A job that demands more than one take
In his first 100 hours, Arnold Schwarzenegger moves quickly, but fixing the budget proves problematic.
More than disgruntled lawmakers or demanding voters, the greatest enemy of California Gov. Arnold Schwarzenegger's young administration is time.
From the moment he took office, Governor Schwarzenegger laid out an ambitious agenda. He took three of the most contentious issues from the last session - driver's licenses for illegal immigrants, workers' compensation reform, and the budget crisis - and called legislators into special session three times before the Thanksgiving turkeys started roasting.
Now, Schwarzenegger's team finds itself straining to keep pace with its own enormous demands. Particularly on the budget, the administration was at first slow to provide details on plans and has since proposed cuts widely criticized by the Democratic Legislature. During the governor's first two weeks, the halls of Sacramento have been less an Autobahn of bills than a series of speed bumps.
It's hardly the start Schwarzenegger might have hoped for. Yet, experts say, it's a political risk the governor must take. The transition was never going to be easy, given Schwarzenegger's inexperience, the shorter-than-usual transition after the recall, and the fact the California is in the midst of a crisis. The comprehensiveness of his October victory, however, demands that he act now.

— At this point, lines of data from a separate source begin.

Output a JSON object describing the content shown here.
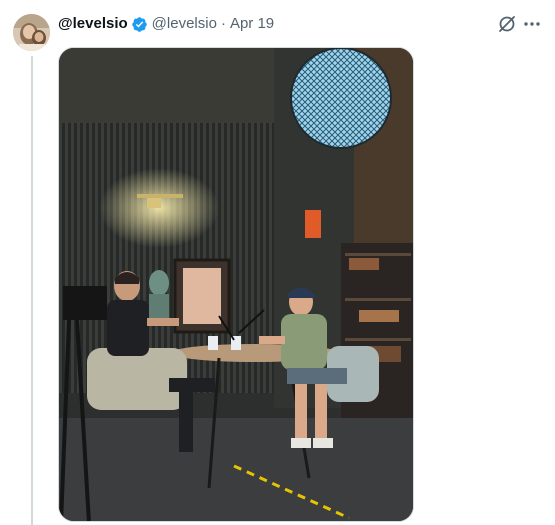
{
  "tweet": {
    "display_name": "@levelsio",
    "handle": "@levelsio",
    "separator": "·",
    "date": "Apr 19",
    "verified": true,
    "verified_color": "#1d9bf0",
    "avatar_icon": "user-avatar",
    "actions": {
      "grok_icon": "grok-icon",
      "more_icon": "more-horizontal-icon"
    },
    "media": {
      "type": "photo",
      "description_icon": "photo-podcast-studio"
    }
  },
  "colors": {
    "text_primary": "#0f1419",
    "text_secondary": "#536471",
    "thread_line": "#cfd9de"
  }
}
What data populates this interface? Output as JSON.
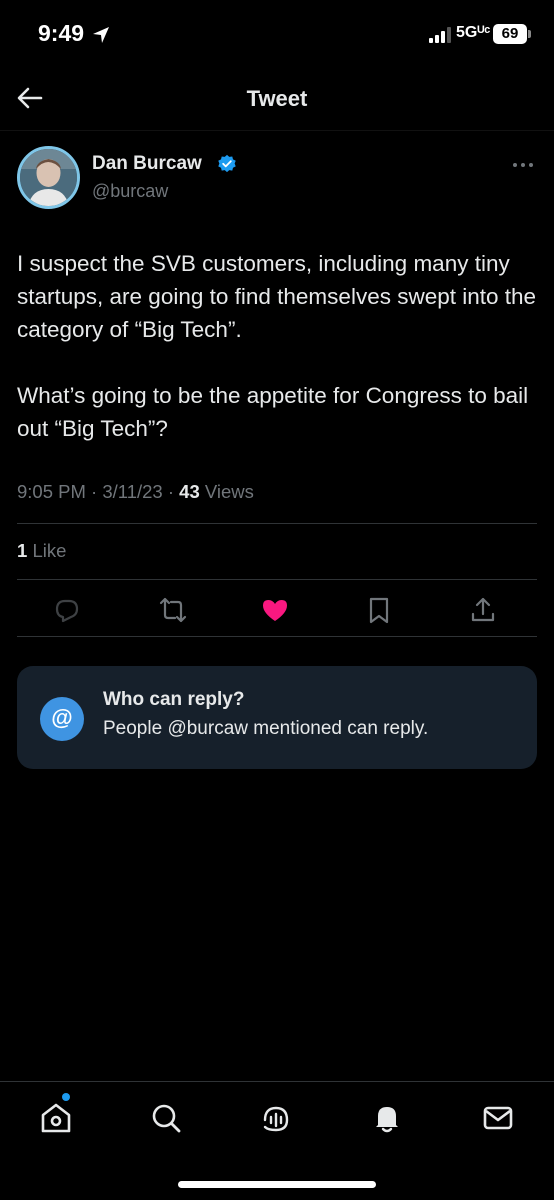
{
  "status_bar": {
    "time": "9:49",
    "network": "5Gᵁᶜ",
    "battery": "69"
  },
  "header": {
    "title": "Tweet"
  },
  "tweet": {
    "author_name": "Dan Burcaw",
    "author_handle": "@burcaw",
    "text": "I suspect the SVB customers, including many tiny startups, are going to find themselves swept into the category of “Big Tech”.\n\nWhat’s going to be the appetite for Congress to bail out “Big Tech”?",
    "time": "9:05 PM",
    "date": "3/11/23",
    "views_count": "43",
    "views_label": "Views",
    "likes_count": "1",
    "likes_label": "Like"
  },
  "reply_settings": {
    "title": "Who can reply?",
    "description": "People @burcaw mentioned can reply.",
    "icon_text": "@"
  },
  "colors": {
    "accent": "#1d9bf0",
    "like": "#f91880",
    "card": "#16202b",
    "muted": "#71767b"
  },
  "tab_bar": {
    "items": [
      "home-icon",
      "search-icon",
      "spaces-icon",
      "notifications-icon",
      "messages-icon"
    ]
  }
}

"Schwarzenegger would be a fool not to take advantage of the momentum the recall gave him," says Tim Hodson, a political scientist at California State University, Sacramento. "If he succeeds with two-thirds of what he wants to do, people will see it as a great success."
He has already had some success. Schwarzenegger, a Republican, promised to work to repeal the recently signed law that allowed illegal immigrants to get driver's licenses, and the Senate did so this week. The budget, though, has proven more problematic - and more pressing. Indeed, the Legislature has only one week to consider the centerpiece of Schwarzenegger's budget plan, and some lawmakers say the debate hasn't yet begun in earnest.

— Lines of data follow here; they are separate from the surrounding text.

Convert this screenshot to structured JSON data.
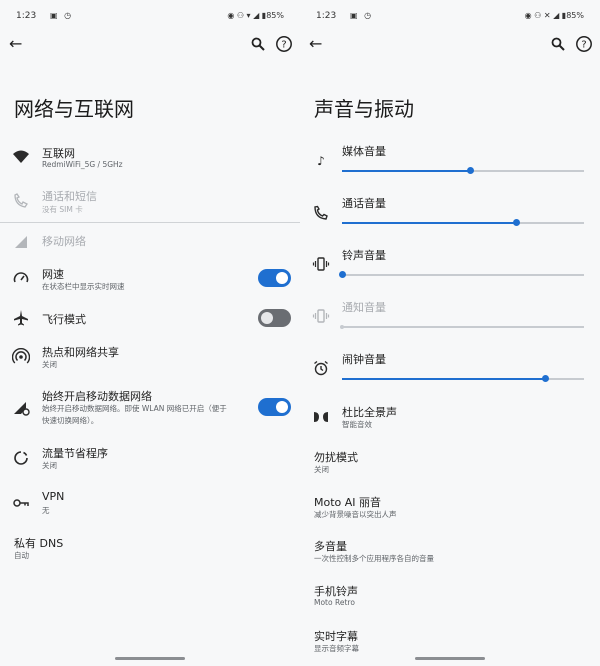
{
  "left": {
    "status": {
      "time": "1:23",
      "battery": "85%"
    },
    "title": "网络与互联网",
    "items": [
      {
        "title": "互联网",
        "sub": "RedmiWiFi_5G / 5GHz"
      },
      {
        "title": "通话和短信",
        "sub": "没有 SIM 卡"
      },
      {
        "title": "移动网络"
      },
      {
        "title": "网速",
        "sub": "在状态栏中显示实时网速",
        "toggle": "on"
      },
      {
        "title": "飞行模式",
        "toggle": "off"
      },
      {
        "title": "热点和网络共享",
        "sub": "关闭"
      },
      {
        "title": "始终开启移动数据网络",
        "sub1": "始终开启移动数据网络。即使 WLAN 网络已开启（便于",
        "sub2": "快速切换网络）。",
        "toggle": "on"
      },
      {
        "title": "流量节省程序",
        "sub": "关闭"
      },
      {
        "title": "VPN",
        "sub": "无"
      },
      {
        "title": "私有 DNS",
        "sub": "自动"
      }
    ]
  },
  "right": {
    "status": {
      "time": "1:23",
      "battery": "85%"
    },
    "title": "声音与振动",
    "volumes": [
      {
        "title": "媒体音量",
        "level": 0.53
      },
      {
        "title": "通话音量",
        "level": 0.72
      },
      {
        "title": "铃声音量",
        "level": 0.0
      },
      {
        "title": "通知音量",
        "level": 0.0,
        "disabled": true
      },
      {
        "title": "闹钟音量",
        "level": 0.84
      }
    ],
    "items": [
      {
        "title": "杜比全景声",
        "sub": "智能音效"
      },
      {
        "title": "勿扰模式",
        "sub": "关闭"
      },
      {
        "title": "Moto AI 丽音",
        "sub": "减少背景噪音以突出人声"
      },
      {
        "title": "多音量",
        "sub": "一次性控制多个应用程序各自的音量"
      },
      {
        "title": "手机铃声",
        "sub": "Moto Retro"
      },
      {
        "title": "实时字幕",
        "sub": "显示音频字幕"
      }
    ]
  }
}
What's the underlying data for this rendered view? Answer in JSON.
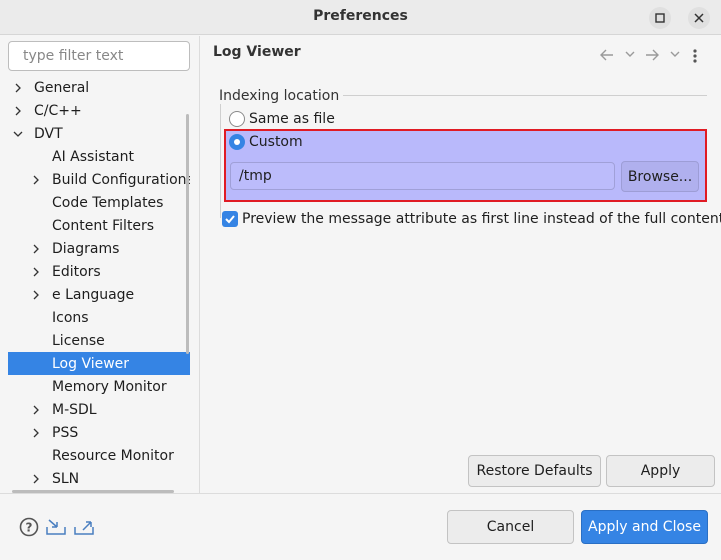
{
  "window": {
    "title": "Preferences"
  },
  "filter": {
    "placeholder": "type filter text"
  },
  "tree": [
    {
      "label": "General",
      "level": 0,
      "expandable": true,
      "expanded": false
    },
    {
      "label": "C/C++",
      "level": 0,
      "expandable": true,
      "expanded": false
    },
    {
      "label": "DVT",
      "level": 0,
      "expandable": true,
      "expanded": true
    },
    {
      "label": "AI Assistant",
      "level": 1,
      "expandable": false
    },
    {
      "label": "Build Configurations",
      "level": 1,
      "expandable": true,
      "expanded": false
    },
    {
      "label": "Code Templates",
      "level": 1,
      "expandable": false
    },
    {
      "label": "Content Filters",
      "level": 1,
      "expandable": false
    },
    {
      "label": "Diagrams",
      "level": 1,
      "expandable": true,
      "expanded": false
    },
    {
      "label": "Editors",
      "level": 1,
      "expandable": true,
      "expanded": false
    },
    {
      "label": "e Language",
      "level": 1,
      "expandable": true,
      "expanded": false
    },
    {
      "label": "Icons",
      "level": 1,
      "expandable": false
    },
    {
      "label": "License",
      "level": 1,
      "expandable": false
    },
    {
      "label": "Log Viewer",
      "level": 1,
      "expandable": false,
      "selected": true
    },
    {
      "label": "Memory Monitor",
      "level": 1,
      "expandable": false
    },
    {
      "label": "M-SDL",
      "level": 1,
      "expandable": true,
      "expanded": false
    },
    {
      "label": "PSS",
      "level": 1,
      "expandable": true,
      "expanded": false
    },
    {
      "label": "Resource Monitor",
      "level": 1,
      "expandable": false
    },
    {
      "label": "SLN",
      "level": 1,
      "expandable": true,
      "expanded": false
    }
  ],
  "page": {
    "title": "Log Viewer",
    "indexing_group_label": "Indexing location",
    "radio_same_as_file": "Same as file",
    "radio_custom": "Custom",
    "selected_option": "Custom",
    "path_value": "/tmp",
    "browse_label": "Browse...",
    "preview_label": "Preview the message attribute as first line instead of the full content",
    "preview_checked": true
  },
  "buttons": {
    "restore_defaults": "Restore Defaults",
    "apply": "Apply",
    "cancel": "Cancel",
    "apply_and_close": "Apply and Close"
  },
  "icons": {
    "back": "back-arrow-icon",
    "forward": "forward-arrow-icon",
    "menu": "vertical-dots-icon",
    "help": "help-icon",
    "import": "import-icon",
    "export": "export-icon"
  },
  "colors": {
    "accent": "#3584e4",
    "highlight_fill": "#b9b9fb",
    "highlight_border": "#e01b24"
  }
}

The contention focuses on a $15 billion bond, which would cover most of California's current debt without tax hikes or deep cuts. But the Byzantine checks and balances of California law demand that voters must approve the bond. Unfortunately, the deadline for anything to appear on the March ballot is Dec. 5. If legislators miss that deadline, the vote will come too late, and Sacramento won't be able to include the bond in summer budget talks.
The problem is, many Democratic lawmakers present at various budget hearings say there's nothing to act on. They say they haven't been given any specifics on how long the payment period will be. How the bond will be paid back. Or even why the administration settled on $15 billion.

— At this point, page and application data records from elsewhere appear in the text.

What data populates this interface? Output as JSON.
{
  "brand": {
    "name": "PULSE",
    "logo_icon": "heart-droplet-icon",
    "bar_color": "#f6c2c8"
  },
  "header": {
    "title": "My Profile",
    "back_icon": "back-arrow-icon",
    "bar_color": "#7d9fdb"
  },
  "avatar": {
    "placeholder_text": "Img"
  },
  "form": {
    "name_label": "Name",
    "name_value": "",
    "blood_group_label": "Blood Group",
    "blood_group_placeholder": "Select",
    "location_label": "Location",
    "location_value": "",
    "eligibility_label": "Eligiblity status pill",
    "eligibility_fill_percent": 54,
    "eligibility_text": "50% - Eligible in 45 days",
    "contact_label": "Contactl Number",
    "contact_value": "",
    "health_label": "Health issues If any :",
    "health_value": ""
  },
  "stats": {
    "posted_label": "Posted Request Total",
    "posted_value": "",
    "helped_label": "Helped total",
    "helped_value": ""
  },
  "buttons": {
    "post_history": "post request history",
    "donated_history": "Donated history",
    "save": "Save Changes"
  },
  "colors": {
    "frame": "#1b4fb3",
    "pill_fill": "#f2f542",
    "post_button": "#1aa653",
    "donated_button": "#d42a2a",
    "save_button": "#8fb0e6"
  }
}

"There was maybe a bit of loss of respect," says state Sen. Sheila Kuehl (D). "We expected more [details]."
That is almost inevitable during such a contentious and abbreviated process, analysts say, and no reason for turning back. "You can't rush something though the Legislature without ruffling feathers," says Dr. Hodson. "You only have to worry if the caucus of the offended gets bigger."
So far, that does not seem to be the case. Senator Kuehl, like many of her colleagues, has so far hedged her criticism with an acknowledgment of the enormous task before the new administration. Others have gone further, suggesting that the need to move quickly outweighs any rough patches along the way. "He's attaching a sense of urgency to this issue, and I think that's a good idea - there is great merit in going into special session," says state Sen. Jackie Speier (D). "The governor made
promises during the recall and wants to keep them, and I respect that. As long as we have details, accommodating his speed should be possible."
Gradually, they have begun to emerge. Though many specifics on the bond issue have yet to be fleshed out, "My impression is that we were starting to get them" this week, says Democratic Assemblyman John Dutra.
That, however, will probably just be the beginning. When Schwarzenegger's finance chief announced a plan to cut $2 billion from the current budget this week, many Democratic lawmakers dismissed it out of hand. Targeting everything from highway projects to camps for the disabled, it made no provision for raising taxes - a step many Democrats see as necessary to any budget solution. "In the end, we're going to find our way out of this through cuts, revenues [such as taxes], some borrowing, and fiscal restructuring," says Assemblyman Darrell Steinberg.
Still, Schwarzenegger is forcing the Legislature to confront the problem now, and some say that is a vital exercise in itself - no matter what the outcome. "We wanted action early on so that we didn't end up doing what we did last year, making decisions in the dead of night [past the budget deadline]," says Assemblyman Rick Keene (R). "The first question is, How much scaling back of government do we have to do?"